*** EXTRACTED MATERIAL Section Begins ***

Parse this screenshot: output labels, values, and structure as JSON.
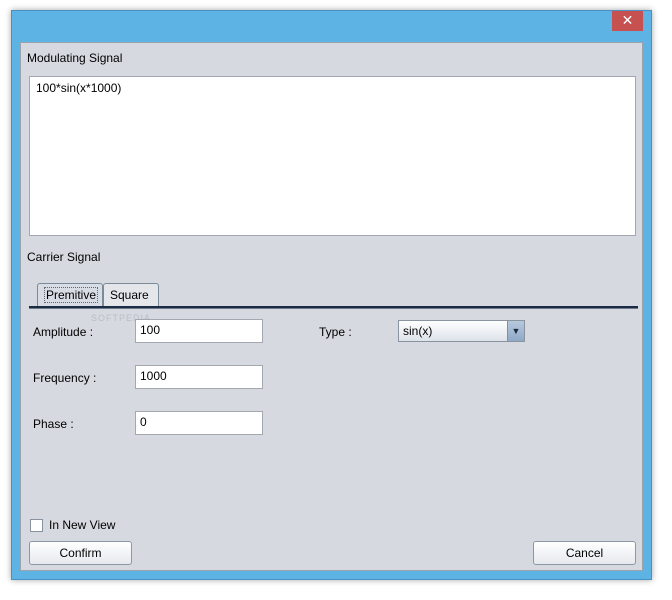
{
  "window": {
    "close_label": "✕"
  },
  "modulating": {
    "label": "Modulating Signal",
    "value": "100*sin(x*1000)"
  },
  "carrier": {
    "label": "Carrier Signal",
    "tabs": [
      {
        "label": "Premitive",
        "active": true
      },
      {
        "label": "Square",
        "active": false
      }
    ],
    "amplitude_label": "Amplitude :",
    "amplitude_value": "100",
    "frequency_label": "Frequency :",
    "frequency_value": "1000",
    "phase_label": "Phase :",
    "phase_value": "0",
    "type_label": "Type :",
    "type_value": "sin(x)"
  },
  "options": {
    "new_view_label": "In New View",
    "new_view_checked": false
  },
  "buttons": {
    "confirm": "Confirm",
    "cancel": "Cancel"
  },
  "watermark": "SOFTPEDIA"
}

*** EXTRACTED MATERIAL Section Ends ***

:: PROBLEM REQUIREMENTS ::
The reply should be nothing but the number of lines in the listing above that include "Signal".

:: SOLUTION TO THE EXERCISE ::
2